▸ **Assigned task**
Would you return the records below character for character, without any images?

== == ==

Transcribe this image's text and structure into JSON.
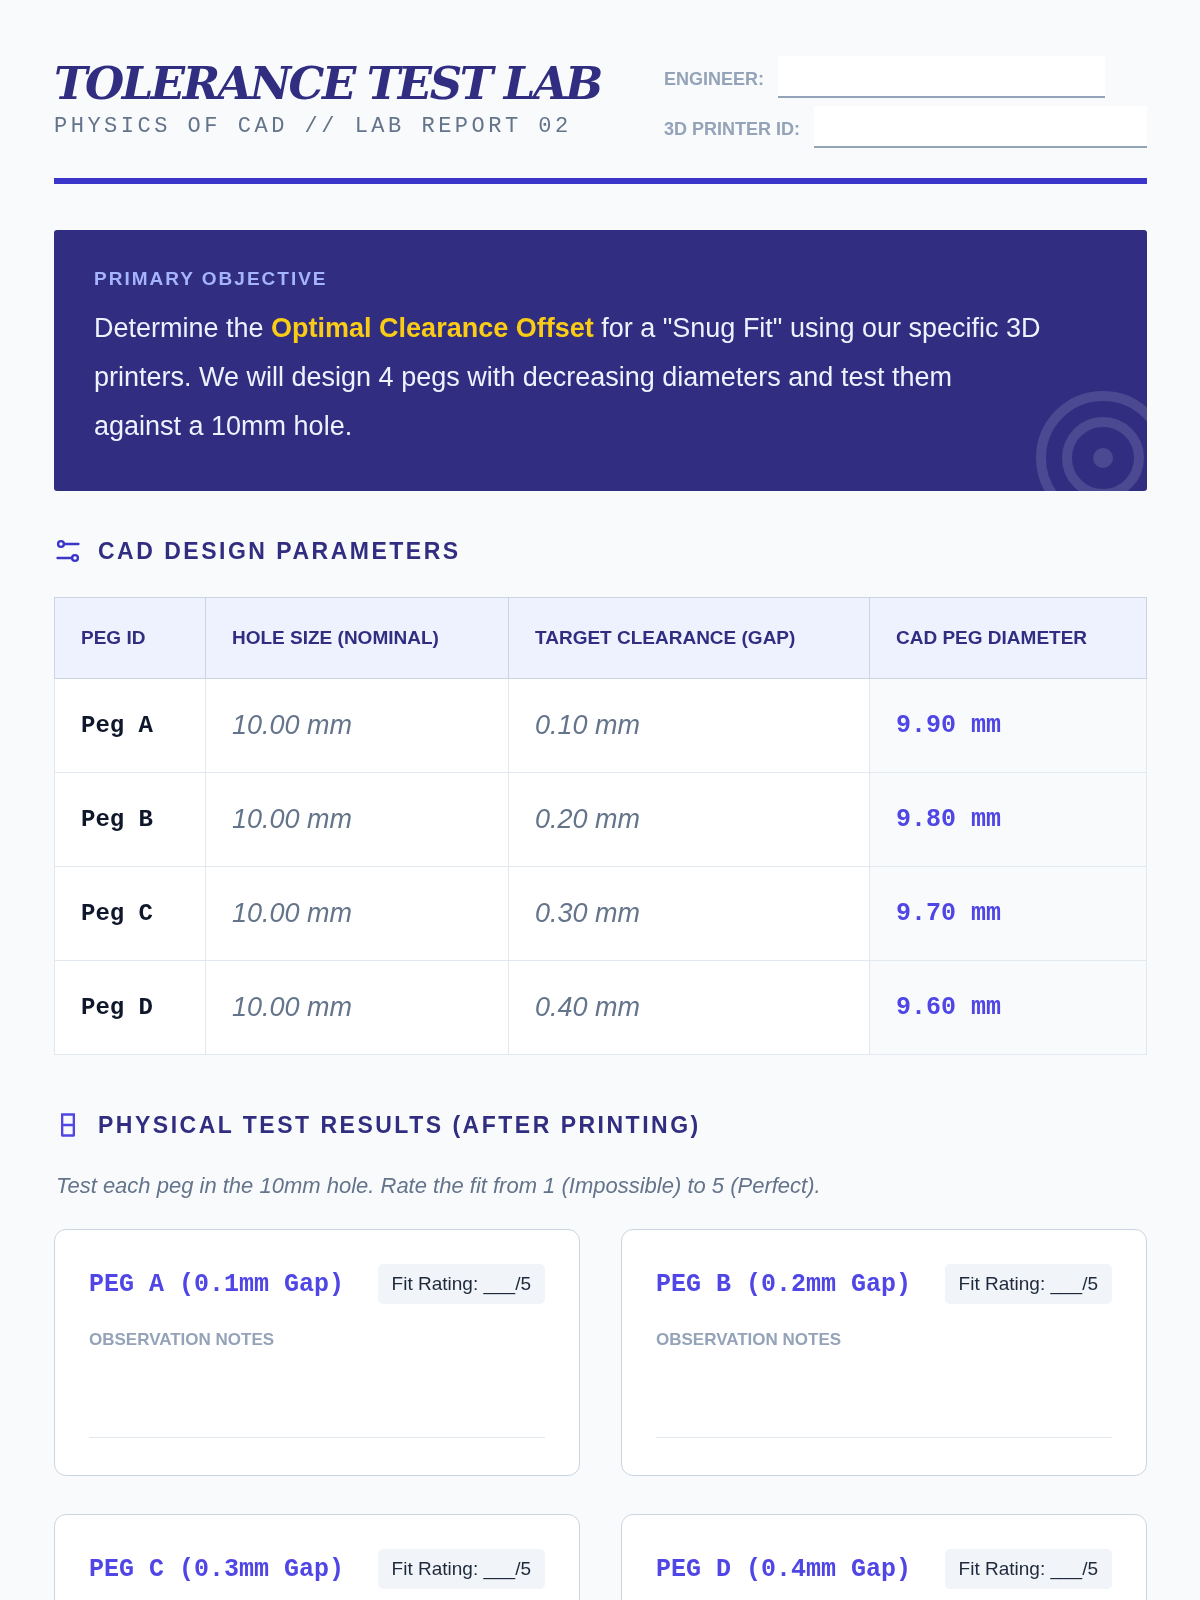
{
  "header": {
    "title": "TOLERANCE TEST LAB",
    "subtitle": "PHYSICS OF CAD // LAB REPORT 02",
    "fields": [
      {
        "label": "ENGINEER:"
      },
      {
        "label": "3D PRINTER ID:"
      }
    ]
  },
  "objective": {
    "label": "PRIMARY OBJECTIVE",
    "text": "Determine the **Optimal Clearance Offset** for a \"Snug Fit\" using our specific 3D printers. We will design 4 pegs with decreasing diameters and test them against a 10mm hole."
  },
  "design": {
    "heading": "CAD DESIGN PARAMETERS",
    "columns": [
      {
        "label": "PEG ID",
        "kind": "id"
      },
      {
        "label": "HOLE SIZE (NOMINAL)",
        "kind": "input"
      },
      {
        "label": "TARGET CLEARANCE (GAP)",
        "kind": "input"
      },
      {
        "label": "CAD PEG DIAMETER",
        "kind": "result"
      }
    ],
    "rows": [
      [
        "Peg A",
        "10.00 mm",
        "0.10 mm",
        "9.90 mm"
      ],
      [
        "Peg B",
        "10.00 mm",
        "0.20 mm",
        "9.80 mm"
      ],
      [
        "Peg C",
        "10.00 mm",
        "0.30 mm",
        "9.70 mm"
      ],
      [
        "Peg D",
        "10.00 mm",
        "0.40 mm",
        "9.60 mm"
      ]
    ]
  },
  "results": {
    "heading": "PHYSICAL TEST RESULTS (AFTER PRINTING)",
    "instructions": "Test each peg in the 10mm hole. Rate the fit from 1 (Impossible) to 5 (Perfect).",
    "cards": [
      {
        "title": "PEG A (0.1mm Gap)",
        "rating": "Fit Rating: ___/5",
        "notes_label": "OBSERVATION NOTES"
      },
      {
        "title": "PEG B (0.2mm Gap)",
        "rating": "Fit Rating: ___/5",
        "notes_label": "OBSERVATION NOTES"
      },
      {
        "title": "PEG C (0.3mm Gap)",
        "rating": "Fit Rating: ___/5"
      },
      {
        "title": "PEG D (0.4mm Gap)",
        "rating": "Fit Rating: ___/5"
      }
    ]
  }
}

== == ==

▸ **Your response**
Transcribe this image's text and structure into JSON.
{
  "header": {
    "title": "TOLERANCE TEST LAB",
    "subtitle": "PHYSICS OF CAD // LAB REPORT 02",
    "fields": [
      {
        "label": "ENGINEER:"
      },
      {
        "label": "3D PRINTER ID:"
      }
    ]
  },
  "objective": {
    "label": "PRIMARY OBJECTIVE",
    "text": "Determine the **Optimal Clearance Offset** for a \"Snug Fit\" using our specific 3D printers. We will design 4 pegs with decreasing diameters and test them against a 10mm hole."
  },
  "design": {
    "heading": "CAD DESIGN PARAMETERS",
    "columns": [
      {
        "label": "PEG ID",
        "kind": "id"
      },
      {
        "label": "HOLE SIZE (NOMINAL)",
        "kind": "input"
      },
      {
        "label": "TARGET CLEARANCE (GAP)",
        "kind": "input"
      },
      {
        "label": "CAD PEG DIAMETER",
        "kind": "result"
      }
    ],
    "rows": [
      [
        "Peg A",
        "10.00 mm",
        "0.10 mm",
        "9.90 mm"
      ],
      [
        "Peg B",
        "10.00 mm",
        "0.20 mm",
        "9.80 mm"
      ],
      [
        "Peg C",
        "10.00 mm",
        "0.30 mm",
        "9.70 mm"
      ],
      [
        "Peg D",
        "10.00 mm",
        "0.40 mm",
        "9.60 mm"
      ]
    ]
  },
  "results": {
    "heading": "PHYSICAL TEST RESULTS (AFTER PRINTING)",
    "instructions": "Test each peg in the 10mm hole. Rate the fit from 1 (Impossible) to 5 (Perfect).",
    "cards": [
      {
        "title": "PEG A (0.1mm Gap)",
        "rating": "Fit Rating: ___/5",
        "notes_label": "OBSERVATION NOTES"
      },
      {
        "title": "PEG B (0.2mm Gap)",
        "rating": "Fit Rating: ___/5",
        "notes_label": "OBSERVATION NOTES"
      },
      {
        "title": "PEG C (0.3mm Gap)",
        "rating": "Fit Rating: ___/5"
      },
      {
        "title": "PEG D (0.4mm Gap)",
        "rating": "Fit Rating: ___/5"
      }
    ]
  }
}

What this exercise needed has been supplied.